Though it is a publicity stunt, the point is valid.
it works, I am curious to see the film now.
A lot of good films had their box office take curtailed by the numbskulls at MPAA. Whale Rider comes to mind-rated R because a character in the movie smoked a joint! Roger Ebert may be well past his prime as a movie critic but he's eloquently railed against these idiots for years.
Whale Rider was PG-13, but it still did deter business.
The MPAA can not be trusted anymore, it's not something that has a film-goers best interests in mind anymore.
I read about this elsewhere. They justifed it by saying the movie effects them directly.
Now I know what my argument will be when I'm busted for movie piracy now
Let's be fair to the MPAA, if someone made a movie about your job and how your doing it wrong, you'd want to see it. So I really can't blame the MPAA, whether I agree with there methods is another story.
Awesome, awesome, awesome. Bastards. If only their cash didn't trump morality in our government. . .
That's not relevant. They had the movie -- it's not like they had to copy it to see it.
The MPAA made a copy to use as evidence in case they sued the filmmakers for violating the privacy of the ratings board members, which makes it a valid exception to the copyright law. So yeah, I'm thinking publicity stunt.
And they couldn't buy a copy? Like they want the rest of us to do?
Still doesn't make the statement that they'd "want to see it" relevant.
Christopher put it best -- couldn't they just do what they expect everyone else to do?
I do think that the MPAA is villified a bit too much. I mean, what do they do? Watch a movie and put a rating on it. It is a subjective job.
If you are over 18, and not a parent, the MPAA shouldn't mean much to you.
While it will be interesting to see this film, I think that often attacks on the MPAA are just to get publicity.
That's a theory put forth - that making copies for the head of the organization is "acceptable". Would that theory hold up? Probably not if the judge read the same article, which notes they made a copy for their boss to watch (they don't mention making copies for their lawyers).
On the face of it, they put themselves above the law because they were really interested in the film.
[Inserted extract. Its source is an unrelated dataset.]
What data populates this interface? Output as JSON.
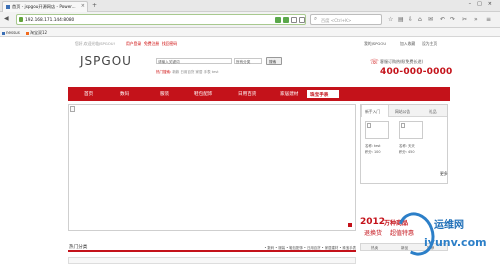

Oh, I don't know. Back in the eighties when I worked at an art house theater, it was so predictable that any independent films or foreign films would receive much harsher ratings than commercial films. They really ramped up the ratings if any characters were realistic gay characters.
It wasn't clear to me if the MPAA were simply trying to protect the major American distributors from competition from smaller American distributors, or if they were trying to prevent foreign production companies from getting American dollars, or if they were simply a bunch of old bigots.
I hope this film will shed some light on their strange practices.
I don't know if the MPAA is still doing that, by the way, because now that I am older it is not relevant to my life. But if they are, they should be stopped. They have an obligation to be impartial, and they certainly were not in the eighties. At a minimum, the members of the rating board should not be anonymous - their writings and statements from their careers should be on record for examination by the public and by filmmakers.
They do a whole lot more than that!
Sure it does. Ratings have a direct effect on how well a movie will do at the box office. Drop from R to PG-13 and you're almost guaranteed to make more money. So a great movie might be cut up just to receive a better rating. Or the director might make creative decisions, not to make the movie better, but to make sure the movie gets the proper rating. It happens all the time.
I rarely visit Aint It Cool News but Wired had a link to this review; it is an in-depth preview of the film, worth reading if you can't wait to see the film yourself.
Although with WEDDING CRASHERS and 40 YEAR OLD VIRGIN, that isn't really the case anymore.
I don't know that you can really extrapolate a trend out of two successes.